Holly Bynoe is a visual artist, curator and writer from St. Vincent and the Grenadines she is currently living and working across the Caribbean. Bynoe is the co-founder and Editor-in-Chief of ARC Magazine, the premiere visual art and culture publication focusing on contemporary visual art created throughout the Caribbean and its diaspora. She is a recent graduate of Bard College | International Center of Photography where she earned an M.F.A. in Advanced Photographic Studies, and has exhibited internationally and regionally in solo and group shows including, The Exquisite Landscape, ICP, New York; Interiority Complex: A Conversation Series, Camera Club of New York, New York; and Wrestling with the Image: Caribbean Interventions, organized by the World Bank and the OAS, and "About Change". The most recent exhibitions are Disillusions: Gendered Visions of the Caribbean and its Diaspora at the Middlesex County College in New Jersey and the Sylvia Wald and Po Kim Gallery in New York City.

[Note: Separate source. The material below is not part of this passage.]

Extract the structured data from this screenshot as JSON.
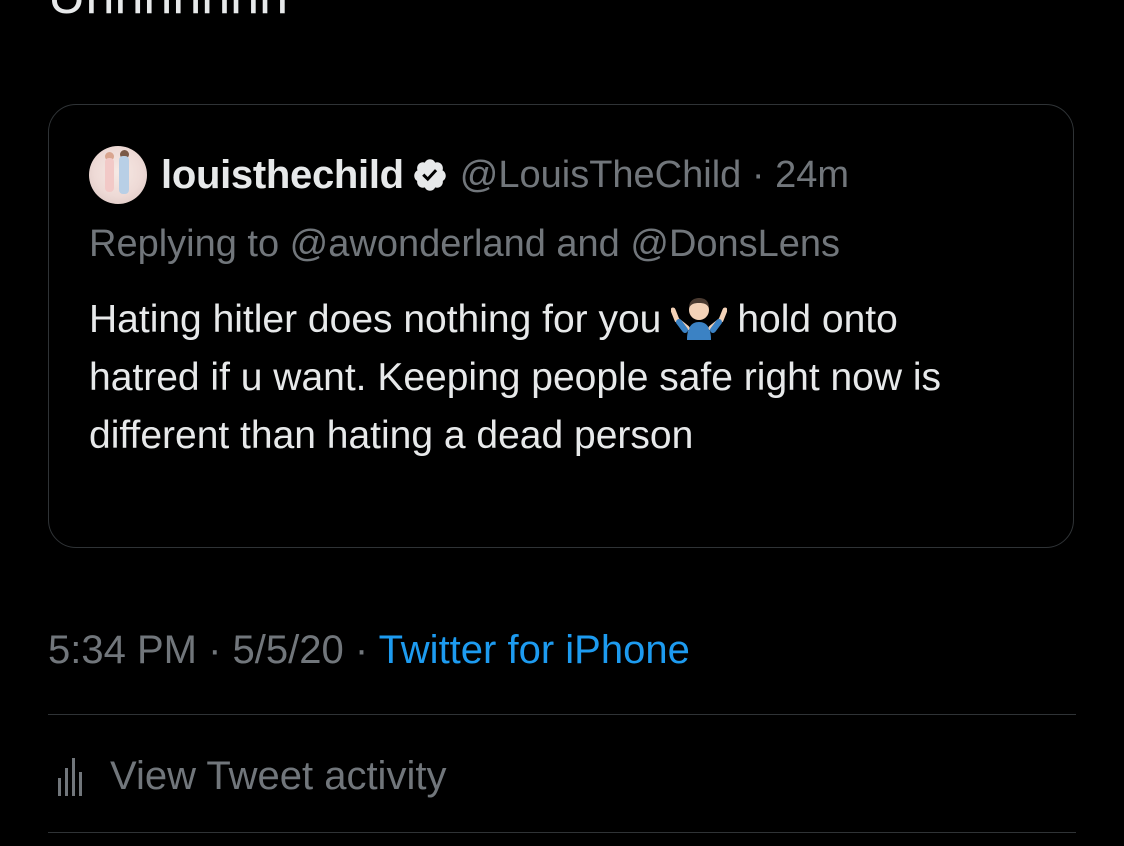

As editor and curator of ARC Magazine, Bynoe and has organized and curated various exhibitions across the Caribbean in collaboration with several formal and informal art spaces including New Media, an annual collaborative exhibition held in conjunction with the trinidad+tobago film festival and Forever Forged, Forever Becoming at the AACDD festival at the Oxo Tower in London. In March 2013, ARC Magazine was invited to present the publication at VOLTA NY where she spearheaded the production and execution of an exhibitors booth, and most recently she has been appointed local curator of the BIAC: Martinique scheduled to take place in November 2013-Jan 2014.

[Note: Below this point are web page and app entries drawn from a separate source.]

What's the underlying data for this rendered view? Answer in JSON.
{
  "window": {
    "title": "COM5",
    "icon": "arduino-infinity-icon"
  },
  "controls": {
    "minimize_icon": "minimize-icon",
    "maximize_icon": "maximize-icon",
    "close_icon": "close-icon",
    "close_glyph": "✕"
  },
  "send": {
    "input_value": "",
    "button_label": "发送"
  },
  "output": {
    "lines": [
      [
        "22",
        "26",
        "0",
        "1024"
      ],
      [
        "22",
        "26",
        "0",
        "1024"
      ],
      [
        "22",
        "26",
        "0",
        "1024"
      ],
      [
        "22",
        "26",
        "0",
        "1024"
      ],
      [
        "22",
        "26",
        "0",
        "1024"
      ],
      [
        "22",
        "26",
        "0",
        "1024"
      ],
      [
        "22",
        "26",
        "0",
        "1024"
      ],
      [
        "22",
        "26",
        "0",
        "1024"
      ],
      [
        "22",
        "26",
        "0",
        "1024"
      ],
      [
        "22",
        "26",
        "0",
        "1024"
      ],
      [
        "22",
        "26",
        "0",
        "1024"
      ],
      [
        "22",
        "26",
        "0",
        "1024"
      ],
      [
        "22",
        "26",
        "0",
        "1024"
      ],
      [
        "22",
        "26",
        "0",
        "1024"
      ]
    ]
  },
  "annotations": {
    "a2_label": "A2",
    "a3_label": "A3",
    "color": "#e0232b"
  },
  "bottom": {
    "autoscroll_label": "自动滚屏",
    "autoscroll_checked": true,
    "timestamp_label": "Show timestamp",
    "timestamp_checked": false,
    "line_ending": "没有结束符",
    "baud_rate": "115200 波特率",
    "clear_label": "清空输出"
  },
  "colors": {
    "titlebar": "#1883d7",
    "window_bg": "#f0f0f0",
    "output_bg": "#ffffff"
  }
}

Spanning the mediums of Photography, Writing and Video, my practice confronts through visual and textual juxtapositions the issues of identity, politics and place. I am interested in interrogating states of being; those residing between history and myth, between remembering and inevitable erasure. The narratives and fictions dispersed throughout the Anglophone Caribbean and its Diaspora, contains the sites I contemplate to address experience and belonging.

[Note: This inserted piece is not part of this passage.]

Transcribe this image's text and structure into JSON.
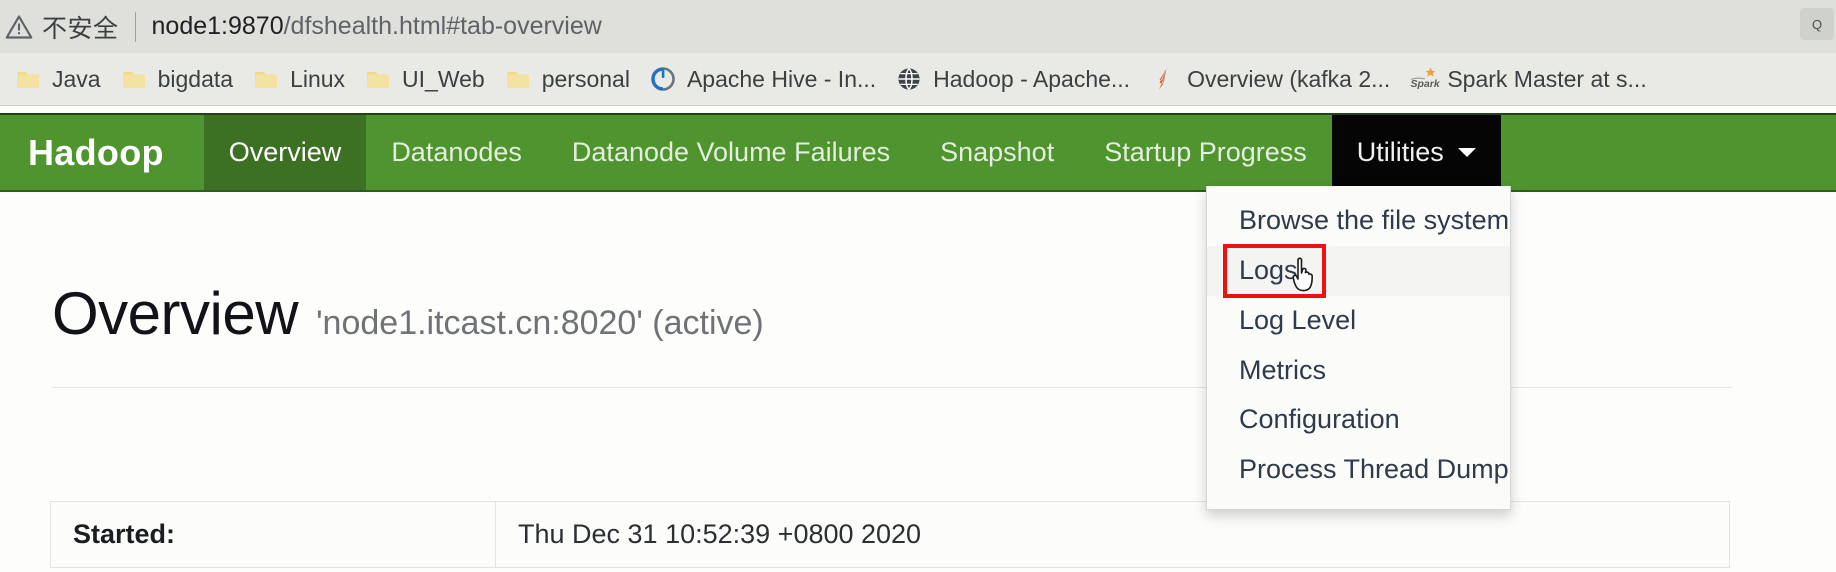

My collages identified as Compounds are constructed through a central device of layering and re-configuring. The weathering and deterioration of pixels reinforces the idea of an unreliable voice, highlighting the loss of a true narrative space. Tangled lineages and migrations are dissected to expose figures and faces that are distorted, collapsed and veiled. I examine maps, charts, and oceans to reconfigure their stories within my writing; I seek within structure and composition to consider the colonization of language and the implications of past and present passages. The sea is history and within that history there is only fiction.